No formal decision on a blocwide boycott was expected at the May 14 gathering.
Reports say ministers were instead likely to agree to monitor the situation, with an eye toward sending a unified message to Ukraine closer to the tournament, which starts on June 8.
Ministers remained evasive about the possibility of a boycott ahead of the meeting.
“I am not talking about a boycott,” said Dutch Foreign Minister Uri Rosenthal, whose government has threatened to snub the matches played in Ukraine.
“I am just talking about the Ukraine government, which has still has time to do what is needed and that is to show a visible improvement of the situation for Madame Tymoshenko,” he added.
British Foreign Secretary William Hague said ministerial attendance at the tournament was being “kept under review.”
Danish Foreign Minister Villy Sovndal said the decision would be made “in the end, and not now.”
While some EU members favor a boycott, others want to use their potential attendance as a bargaining chip with Ukraine.
Some EU foreign ministers, like Sweden’s Carl Bildt, have also played down the political acceptability of a boycott.
“I must frankly say that I fail to see that attendance or nonattendance at football games is the main instrument of European policy,” Bildt said. “I think we have far stronger instruments of policy, and I think we should deploy those.”
He added: “At the end of the day, it is up to the leaders of Ukraine to decide if they want to take their country in the direction of Poland or in the direction of Belarus. And that has consequences, that particular choice. If they want to go the European road, there are enormous benefits to the society of Ukraine. If they want to take the country to Belarus, well, they will go to Belarus.”
Tymoshenko, 51, was jailed in October for abuse of office in connection with a gas deal with Russia reached when she was prime minister — a charge she denies.
Her trial was denounced by the European Union and the United States, as well as by numerous rights groups in Ukraine and abroad, as politically motivated.
Ukrainian authorities deny she has been ill-treated in prison.
A new criminal trial on unrelated tax charges began against Tymoshenko in early April.
Tymoshenko and her supporters accuse Yanukovych — whose 2004 bid for the presidency was scuppered by the Orange Revolution that Tymoshenko helped lead but who completed a political comeback by defeating Tymoshenko in a 2010 presidential runoff — of political persecution.

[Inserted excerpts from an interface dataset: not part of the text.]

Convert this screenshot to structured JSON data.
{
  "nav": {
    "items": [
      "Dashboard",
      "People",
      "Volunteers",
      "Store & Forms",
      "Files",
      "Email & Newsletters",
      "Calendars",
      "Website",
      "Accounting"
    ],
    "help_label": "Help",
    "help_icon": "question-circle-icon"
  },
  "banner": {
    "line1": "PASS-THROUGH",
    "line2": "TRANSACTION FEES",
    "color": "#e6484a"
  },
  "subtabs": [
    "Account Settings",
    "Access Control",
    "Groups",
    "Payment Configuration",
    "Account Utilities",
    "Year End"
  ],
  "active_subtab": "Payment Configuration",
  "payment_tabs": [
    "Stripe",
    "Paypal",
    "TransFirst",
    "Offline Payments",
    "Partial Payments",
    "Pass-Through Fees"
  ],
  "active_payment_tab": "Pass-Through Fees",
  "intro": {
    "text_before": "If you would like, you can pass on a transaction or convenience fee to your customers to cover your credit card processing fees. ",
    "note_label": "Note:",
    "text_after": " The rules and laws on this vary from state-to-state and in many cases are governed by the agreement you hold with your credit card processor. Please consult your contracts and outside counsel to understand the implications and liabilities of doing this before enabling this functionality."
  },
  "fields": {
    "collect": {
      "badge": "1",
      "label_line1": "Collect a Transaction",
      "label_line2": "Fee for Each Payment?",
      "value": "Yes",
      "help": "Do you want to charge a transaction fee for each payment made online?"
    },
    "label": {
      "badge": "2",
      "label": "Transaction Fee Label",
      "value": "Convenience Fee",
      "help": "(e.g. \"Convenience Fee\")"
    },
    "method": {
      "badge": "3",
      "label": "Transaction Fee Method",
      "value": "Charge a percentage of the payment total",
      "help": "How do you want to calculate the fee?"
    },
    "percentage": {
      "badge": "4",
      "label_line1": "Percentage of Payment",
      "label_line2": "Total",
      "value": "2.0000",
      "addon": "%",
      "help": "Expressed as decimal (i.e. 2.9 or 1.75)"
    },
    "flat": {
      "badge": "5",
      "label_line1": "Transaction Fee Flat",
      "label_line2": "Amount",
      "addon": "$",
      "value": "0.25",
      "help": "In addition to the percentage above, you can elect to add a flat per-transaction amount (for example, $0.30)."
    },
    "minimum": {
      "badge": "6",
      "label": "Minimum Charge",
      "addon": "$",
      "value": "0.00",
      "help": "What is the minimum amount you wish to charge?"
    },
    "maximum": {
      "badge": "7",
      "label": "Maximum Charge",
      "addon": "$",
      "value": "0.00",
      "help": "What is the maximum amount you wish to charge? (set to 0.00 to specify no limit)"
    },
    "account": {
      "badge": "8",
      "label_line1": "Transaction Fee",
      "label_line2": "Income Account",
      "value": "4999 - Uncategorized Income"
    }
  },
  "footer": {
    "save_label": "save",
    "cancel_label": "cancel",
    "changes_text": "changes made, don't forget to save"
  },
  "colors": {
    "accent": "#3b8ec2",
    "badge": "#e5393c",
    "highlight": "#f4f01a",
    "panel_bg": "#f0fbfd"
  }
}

Lithuania’s president recently visited Tymoshenko after the former prime minister halted her hunger strike when she was transferred to a hospital facility in Kharkiv.